→ PROBLEM STATEMENT: Gather all lines in the entries that include the word "build".

____

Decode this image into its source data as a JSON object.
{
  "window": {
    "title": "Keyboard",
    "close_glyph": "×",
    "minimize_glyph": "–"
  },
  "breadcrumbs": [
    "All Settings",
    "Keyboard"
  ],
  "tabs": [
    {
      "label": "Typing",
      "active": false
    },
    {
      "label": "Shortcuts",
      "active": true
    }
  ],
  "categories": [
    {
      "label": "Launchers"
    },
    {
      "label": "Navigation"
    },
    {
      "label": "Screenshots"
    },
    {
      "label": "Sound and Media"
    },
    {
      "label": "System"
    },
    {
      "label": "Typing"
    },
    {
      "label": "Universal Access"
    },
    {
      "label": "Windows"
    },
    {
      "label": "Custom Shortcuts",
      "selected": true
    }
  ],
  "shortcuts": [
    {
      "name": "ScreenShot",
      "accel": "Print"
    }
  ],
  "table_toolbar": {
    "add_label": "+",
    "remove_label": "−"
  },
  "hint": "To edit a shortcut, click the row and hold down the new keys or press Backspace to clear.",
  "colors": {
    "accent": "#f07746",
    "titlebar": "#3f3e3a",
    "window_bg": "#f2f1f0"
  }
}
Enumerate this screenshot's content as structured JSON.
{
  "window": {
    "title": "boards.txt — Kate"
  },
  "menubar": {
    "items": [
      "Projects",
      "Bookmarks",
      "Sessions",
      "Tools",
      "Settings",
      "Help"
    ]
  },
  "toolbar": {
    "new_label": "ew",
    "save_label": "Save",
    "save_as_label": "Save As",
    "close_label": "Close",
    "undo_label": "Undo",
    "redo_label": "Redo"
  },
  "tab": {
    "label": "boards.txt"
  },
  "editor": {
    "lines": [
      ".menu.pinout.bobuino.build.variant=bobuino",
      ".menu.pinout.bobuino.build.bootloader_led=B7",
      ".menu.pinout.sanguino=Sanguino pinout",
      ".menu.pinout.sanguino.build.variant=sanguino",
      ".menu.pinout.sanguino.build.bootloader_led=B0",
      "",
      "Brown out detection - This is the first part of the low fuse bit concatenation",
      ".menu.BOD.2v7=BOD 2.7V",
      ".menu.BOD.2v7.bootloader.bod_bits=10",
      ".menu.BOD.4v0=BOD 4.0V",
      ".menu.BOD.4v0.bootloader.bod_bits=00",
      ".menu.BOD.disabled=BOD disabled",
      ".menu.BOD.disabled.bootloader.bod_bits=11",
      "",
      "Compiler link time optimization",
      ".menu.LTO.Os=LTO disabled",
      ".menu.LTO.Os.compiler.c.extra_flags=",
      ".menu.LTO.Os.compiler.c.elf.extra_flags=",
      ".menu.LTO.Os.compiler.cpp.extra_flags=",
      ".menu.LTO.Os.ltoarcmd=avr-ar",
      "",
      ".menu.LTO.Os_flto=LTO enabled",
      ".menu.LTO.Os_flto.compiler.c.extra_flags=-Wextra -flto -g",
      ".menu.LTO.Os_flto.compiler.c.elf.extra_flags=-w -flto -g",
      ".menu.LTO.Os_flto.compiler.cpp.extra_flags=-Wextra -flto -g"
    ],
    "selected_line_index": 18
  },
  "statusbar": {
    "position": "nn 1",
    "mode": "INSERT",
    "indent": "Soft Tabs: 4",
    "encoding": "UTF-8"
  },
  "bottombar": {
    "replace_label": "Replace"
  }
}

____

→ EXPECTED OUTPUT:
      ".menu.pinout.bobuino.build.variant=bobuino",
      ".menu.pinout.bobuino.build.bootloader_led=B7",
      ".menu.pinout.sanguino.build.variant=sanguino",
      ".menu.pinout.sanguino.build.bootloader_led=B0",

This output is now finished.